Publication Date:
14 March 2008 (online)


Overtraining may be one frequent cause of stagnation or decrease in performance capacity of athletes. Israel (19) differentiates between addisonoid (parasympathetic) and basedowoid (sympathetic) overtraining, characterized by inhibition or excitation. We tried to induce an overtraining syndrome in 8 experienced middle- and long-distance runners, based on an increase in training volume from an average 85.9 km (week 1) to 115.1 km (week 2) and 143.1 km (week 3) to 174.6 km per week (week 4). The influence of this training on cardiovascular, metabolic and hormonal parameters was examined with special respect to plasma and urinary catecholamines. Laboratory testing including graded treadmill running was performed on the days 0, 14 and 28. Training was held six days each week, with nearly 30 km per day in the fourth week. A stagnation in endurance performance capacity (running velocity at the aerobic-anaerobic transition range) and a decrease in maximum working capacity were observed in 6 and a stagnation in 2 of the 8 sportsmen, indicated by a decrease in total running distance from 4719 + 912 m to 4361 + 788 m during incremental treadmill ergometry. The sportsmen could neither improve nor could they even approximately reach their personal records during the subsequent competitive season. Subjective complaints, classified on a four-point scale, increased from 1.2 (week 1) to 3.2 in week 4. Glucose, lactate, ammonia, glycerol, free fatty acids, albumin, LDL, VLDL cholesterol, hemoglobin level (transient), leukocytes, and heart rate (before and during exercise) decreased significantly.
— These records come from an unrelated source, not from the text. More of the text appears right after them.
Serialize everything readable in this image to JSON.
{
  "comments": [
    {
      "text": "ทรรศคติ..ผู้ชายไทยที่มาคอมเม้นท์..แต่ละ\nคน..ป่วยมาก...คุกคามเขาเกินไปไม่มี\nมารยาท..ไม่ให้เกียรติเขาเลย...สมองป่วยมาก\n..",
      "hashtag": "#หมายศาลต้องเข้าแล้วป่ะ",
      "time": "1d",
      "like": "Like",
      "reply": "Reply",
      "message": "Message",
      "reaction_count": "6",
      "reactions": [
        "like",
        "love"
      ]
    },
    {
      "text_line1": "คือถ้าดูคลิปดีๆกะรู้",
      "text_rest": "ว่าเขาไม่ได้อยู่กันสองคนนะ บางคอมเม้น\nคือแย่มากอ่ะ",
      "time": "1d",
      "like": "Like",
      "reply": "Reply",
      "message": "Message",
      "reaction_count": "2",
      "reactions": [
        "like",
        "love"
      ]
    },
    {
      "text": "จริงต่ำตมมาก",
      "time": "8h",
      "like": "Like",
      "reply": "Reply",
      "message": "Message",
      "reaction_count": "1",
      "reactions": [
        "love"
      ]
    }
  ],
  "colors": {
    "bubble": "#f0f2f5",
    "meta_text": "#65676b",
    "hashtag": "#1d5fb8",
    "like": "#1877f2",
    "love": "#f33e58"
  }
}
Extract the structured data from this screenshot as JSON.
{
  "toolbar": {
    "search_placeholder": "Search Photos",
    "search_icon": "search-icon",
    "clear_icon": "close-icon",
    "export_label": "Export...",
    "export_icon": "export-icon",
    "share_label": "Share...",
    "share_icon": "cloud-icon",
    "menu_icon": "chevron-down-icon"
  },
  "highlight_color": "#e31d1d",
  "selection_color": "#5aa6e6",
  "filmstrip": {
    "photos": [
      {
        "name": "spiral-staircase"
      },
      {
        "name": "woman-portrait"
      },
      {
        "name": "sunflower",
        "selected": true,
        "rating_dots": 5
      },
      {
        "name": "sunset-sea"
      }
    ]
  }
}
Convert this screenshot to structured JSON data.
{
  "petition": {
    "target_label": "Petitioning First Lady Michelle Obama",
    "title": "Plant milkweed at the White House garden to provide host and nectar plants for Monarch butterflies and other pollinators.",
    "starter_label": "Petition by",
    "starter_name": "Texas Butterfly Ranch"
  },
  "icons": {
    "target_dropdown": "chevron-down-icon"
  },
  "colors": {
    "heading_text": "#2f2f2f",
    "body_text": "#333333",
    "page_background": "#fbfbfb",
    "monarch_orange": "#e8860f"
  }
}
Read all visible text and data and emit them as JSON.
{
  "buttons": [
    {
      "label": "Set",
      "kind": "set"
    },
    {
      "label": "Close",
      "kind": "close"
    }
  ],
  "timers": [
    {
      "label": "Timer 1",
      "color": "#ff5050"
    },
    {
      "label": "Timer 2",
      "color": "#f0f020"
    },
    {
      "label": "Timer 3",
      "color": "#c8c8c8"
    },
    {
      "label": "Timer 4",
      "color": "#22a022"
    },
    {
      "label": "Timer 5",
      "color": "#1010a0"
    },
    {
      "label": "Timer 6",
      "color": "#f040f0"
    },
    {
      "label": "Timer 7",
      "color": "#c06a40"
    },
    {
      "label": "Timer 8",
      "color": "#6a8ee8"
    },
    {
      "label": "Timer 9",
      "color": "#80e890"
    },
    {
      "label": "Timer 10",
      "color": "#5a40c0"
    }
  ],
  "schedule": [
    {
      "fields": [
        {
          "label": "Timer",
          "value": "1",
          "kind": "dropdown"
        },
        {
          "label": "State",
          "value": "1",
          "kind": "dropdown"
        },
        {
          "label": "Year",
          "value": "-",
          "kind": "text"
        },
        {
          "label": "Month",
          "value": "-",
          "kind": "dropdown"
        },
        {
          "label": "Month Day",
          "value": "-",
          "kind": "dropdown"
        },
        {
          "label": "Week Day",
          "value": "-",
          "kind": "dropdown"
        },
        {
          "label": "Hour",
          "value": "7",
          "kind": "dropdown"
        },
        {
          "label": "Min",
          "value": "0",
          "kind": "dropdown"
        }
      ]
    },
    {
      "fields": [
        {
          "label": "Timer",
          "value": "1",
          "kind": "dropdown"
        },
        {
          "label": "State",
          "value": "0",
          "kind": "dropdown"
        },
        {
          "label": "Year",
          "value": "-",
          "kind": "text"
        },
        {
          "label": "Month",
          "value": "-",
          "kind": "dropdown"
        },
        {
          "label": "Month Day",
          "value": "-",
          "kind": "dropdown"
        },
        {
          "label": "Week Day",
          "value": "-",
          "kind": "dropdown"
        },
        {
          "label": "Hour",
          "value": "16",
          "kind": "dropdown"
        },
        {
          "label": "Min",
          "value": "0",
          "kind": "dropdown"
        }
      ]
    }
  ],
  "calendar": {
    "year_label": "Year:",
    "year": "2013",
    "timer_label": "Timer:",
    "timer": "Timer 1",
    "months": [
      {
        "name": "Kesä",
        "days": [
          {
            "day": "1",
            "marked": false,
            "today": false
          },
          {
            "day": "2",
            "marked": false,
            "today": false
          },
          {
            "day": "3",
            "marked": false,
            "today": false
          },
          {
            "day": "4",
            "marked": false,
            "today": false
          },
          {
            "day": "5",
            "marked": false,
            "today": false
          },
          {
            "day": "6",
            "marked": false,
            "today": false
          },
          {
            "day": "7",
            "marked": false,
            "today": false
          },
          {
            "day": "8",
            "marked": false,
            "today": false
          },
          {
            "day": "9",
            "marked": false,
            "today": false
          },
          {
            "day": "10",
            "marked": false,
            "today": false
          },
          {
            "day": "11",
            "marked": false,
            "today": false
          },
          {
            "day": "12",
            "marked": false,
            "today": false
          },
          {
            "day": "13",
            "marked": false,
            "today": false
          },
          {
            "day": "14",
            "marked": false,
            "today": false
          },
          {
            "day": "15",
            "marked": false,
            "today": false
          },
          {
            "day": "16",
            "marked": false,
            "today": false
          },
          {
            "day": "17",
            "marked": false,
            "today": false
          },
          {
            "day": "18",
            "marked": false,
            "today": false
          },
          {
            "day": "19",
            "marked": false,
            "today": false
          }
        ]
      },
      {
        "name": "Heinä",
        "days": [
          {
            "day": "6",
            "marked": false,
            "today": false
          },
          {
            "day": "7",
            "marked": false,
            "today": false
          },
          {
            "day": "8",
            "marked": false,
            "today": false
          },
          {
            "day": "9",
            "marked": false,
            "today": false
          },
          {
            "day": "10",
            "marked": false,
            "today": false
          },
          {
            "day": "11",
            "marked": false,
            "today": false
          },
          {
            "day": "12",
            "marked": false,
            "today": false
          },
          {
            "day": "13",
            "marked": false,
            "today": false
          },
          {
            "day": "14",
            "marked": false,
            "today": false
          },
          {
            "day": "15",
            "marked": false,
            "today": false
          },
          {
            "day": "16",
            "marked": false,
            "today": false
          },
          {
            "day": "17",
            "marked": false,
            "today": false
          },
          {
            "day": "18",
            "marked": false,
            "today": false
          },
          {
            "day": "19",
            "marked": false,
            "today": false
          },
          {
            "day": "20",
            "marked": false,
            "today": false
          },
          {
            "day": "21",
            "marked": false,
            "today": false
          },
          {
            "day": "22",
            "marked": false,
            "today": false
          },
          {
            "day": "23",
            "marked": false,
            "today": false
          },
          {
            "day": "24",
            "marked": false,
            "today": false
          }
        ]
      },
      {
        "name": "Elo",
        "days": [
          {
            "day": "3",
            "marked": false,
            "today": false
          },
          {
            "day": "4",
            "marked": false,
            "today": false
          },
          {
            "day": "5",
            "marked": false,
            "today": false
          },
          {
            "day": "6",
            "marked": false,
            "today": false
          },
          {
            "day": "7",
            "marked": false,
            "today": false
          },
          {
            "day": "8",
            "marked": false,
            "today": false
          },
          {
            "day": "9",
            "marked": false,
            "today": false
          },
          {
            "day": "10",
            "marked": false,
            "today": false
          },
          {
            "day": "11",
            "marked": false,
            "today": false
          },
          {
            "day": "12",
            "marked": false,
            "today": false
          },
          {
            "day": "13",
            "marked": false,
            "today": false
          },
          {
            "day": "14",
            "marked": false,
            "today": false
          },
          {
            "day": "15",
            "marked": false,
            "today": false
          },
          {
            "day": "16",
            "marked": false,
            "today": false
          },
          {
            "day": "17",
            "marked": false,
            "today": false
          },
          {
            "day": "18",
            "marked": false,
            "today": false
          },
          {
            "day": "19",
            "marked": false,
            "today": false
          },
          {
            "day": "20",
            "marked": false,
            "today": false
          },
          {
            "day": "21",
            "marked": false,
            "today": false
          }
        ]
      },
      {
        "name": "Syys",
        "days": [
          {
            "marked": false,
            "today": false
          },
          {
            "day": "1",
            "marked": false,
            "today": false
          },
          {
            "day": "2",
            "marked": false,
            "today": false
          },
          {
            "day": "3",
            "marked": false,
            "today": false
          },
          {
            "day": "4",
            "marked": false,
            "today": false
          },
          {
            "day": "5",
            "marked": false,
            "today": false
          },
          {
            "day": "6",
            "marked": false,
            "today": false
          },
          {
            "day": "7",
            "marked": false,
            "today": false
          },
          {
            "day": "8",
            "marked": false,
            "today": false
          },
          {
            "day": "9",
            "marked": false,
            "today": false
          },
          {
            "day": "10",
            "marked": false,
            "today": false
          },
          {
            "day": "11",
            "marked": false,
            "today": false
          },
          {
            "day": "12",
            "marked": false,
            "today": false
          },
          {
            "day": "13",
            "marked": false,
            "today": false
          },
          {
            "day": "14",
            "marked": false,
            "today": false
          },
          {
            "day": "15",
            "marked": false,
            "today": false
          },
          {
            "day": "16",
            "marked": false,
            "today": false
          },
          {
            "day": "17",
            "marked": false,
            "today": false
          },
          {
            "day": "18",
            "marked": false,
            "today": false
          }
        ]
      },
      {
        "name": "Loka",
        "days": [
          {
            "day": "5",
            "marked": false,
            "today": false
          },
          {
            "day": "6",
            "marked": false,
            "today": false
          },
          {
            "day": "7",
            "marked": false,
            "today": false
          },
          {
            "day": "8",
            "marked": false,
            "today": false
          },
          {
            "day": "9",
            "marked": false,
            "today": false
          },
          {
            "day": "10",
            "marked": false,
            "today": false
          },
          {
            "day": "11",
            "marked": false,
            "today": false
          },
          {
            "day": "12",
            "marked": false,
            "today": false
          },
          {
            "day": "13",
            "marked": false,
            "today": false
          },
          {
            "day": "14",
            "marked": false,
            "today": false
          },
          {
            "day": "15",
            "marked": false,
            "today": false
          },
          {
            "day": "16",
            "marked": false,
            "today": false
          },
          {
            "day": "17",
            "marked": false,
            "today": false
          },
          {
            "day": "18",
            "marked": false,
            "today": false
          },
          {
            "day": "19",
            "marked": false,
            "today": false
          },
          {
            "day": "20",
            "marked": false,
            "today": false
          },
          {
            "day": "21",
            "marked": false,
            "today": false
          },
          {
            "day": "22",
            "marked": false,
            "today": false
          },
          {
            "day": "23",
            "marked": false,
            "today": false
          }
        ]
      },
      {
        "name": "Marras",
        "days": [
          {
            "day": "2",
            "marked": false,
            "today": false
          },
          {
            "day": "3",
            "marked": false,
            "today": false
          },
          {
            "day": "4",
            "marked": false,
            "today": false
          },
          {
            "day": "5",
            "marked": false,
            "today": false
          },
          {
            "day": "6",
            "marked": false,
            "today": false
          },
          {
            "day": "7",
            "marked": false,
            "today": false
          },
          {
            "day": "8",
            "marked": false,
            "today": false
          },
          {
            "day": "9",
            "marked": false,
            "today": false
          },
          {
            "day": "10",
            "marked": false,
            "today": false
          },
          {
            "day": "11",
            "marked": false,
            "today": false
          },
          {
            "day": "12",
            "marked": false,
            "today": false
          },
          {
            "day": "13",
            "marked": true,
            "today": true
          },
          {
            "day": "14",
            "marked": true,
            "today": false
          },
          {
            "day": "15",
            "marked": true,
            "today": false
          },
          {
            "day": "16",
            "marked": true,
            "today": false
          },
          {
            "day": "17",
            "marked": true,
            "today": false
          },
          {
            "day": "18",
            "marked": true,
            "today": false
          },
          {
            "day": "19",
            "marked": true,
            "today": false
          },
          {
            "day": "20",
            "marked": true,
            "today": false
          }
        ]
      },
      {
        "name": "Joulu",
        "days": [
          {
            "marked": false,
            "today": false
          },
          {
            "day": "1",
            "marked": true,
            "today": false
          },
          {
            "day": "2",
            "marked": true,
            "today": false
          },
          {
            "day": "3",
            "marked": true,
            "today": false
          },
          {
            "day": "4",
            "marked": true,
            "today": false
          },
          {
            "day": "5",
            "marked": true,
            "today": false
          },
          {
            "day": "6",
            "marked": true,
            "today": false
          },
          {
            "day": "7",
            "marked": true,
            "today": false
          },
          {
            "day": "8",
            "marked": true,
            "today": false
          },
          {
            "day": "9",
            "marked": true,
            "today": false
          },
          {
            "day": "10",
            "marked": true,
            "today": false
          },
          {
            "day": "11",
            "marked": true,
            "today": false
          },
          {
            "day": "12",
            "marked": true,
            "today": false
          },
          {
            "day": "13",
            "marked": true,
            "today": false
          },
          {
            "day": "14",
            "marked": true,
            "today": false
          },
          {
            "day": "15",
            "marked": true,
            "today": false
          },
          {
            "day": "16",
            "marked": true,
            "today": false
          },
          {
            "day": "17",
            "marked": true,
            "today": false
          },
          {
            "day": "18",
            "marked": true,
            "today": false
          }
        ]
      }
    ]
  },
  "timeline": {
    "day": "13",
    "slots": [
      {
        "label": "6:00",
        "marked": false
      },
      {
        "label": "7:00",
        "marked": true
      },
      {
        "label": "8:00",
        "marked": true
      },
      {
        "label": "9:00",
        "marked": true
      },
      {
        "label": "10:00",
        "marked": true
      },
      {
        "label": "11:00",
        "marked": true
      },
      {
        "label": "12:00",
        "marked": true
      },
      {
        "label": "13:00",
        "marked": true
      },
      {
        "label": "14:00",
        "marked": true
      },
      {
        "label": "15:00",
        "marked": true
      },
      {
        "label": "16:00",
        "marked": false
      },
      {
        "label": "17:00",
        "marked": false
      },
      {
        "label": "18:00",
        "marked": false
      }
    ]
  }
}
Urea, creatinine, uric acid, GOT, GPT, gamma-GT, serum electrolytes (except phosphate and calcium) remained constant at the measuring times, CPK was elevated. Noradrenaline plasma levels increased at the same submaximum workload during treadmill ergometry. Basal, nocturnal urinary catecholamine excretion (dopamine, noradrenaline, adrenaline) fell to 28-30%, the 24-h cortisol excretion to 70% of baseline values. There was a correlation between the decrease in urinary noradrenaline excretion and the complaint index (r = 0.91; adrenaline r = 0.79; dopamine r = 0.62, p < 0.10). In our opinion, the increase in exercise-induced noradrenaline plasma levels during treadmill ergometry combined with a 70% decrease in basal urinary catecholamine excretion may be of diagnostic relevance in short-term overtraining. The mosaic of the other findings cited can support the diagnosis.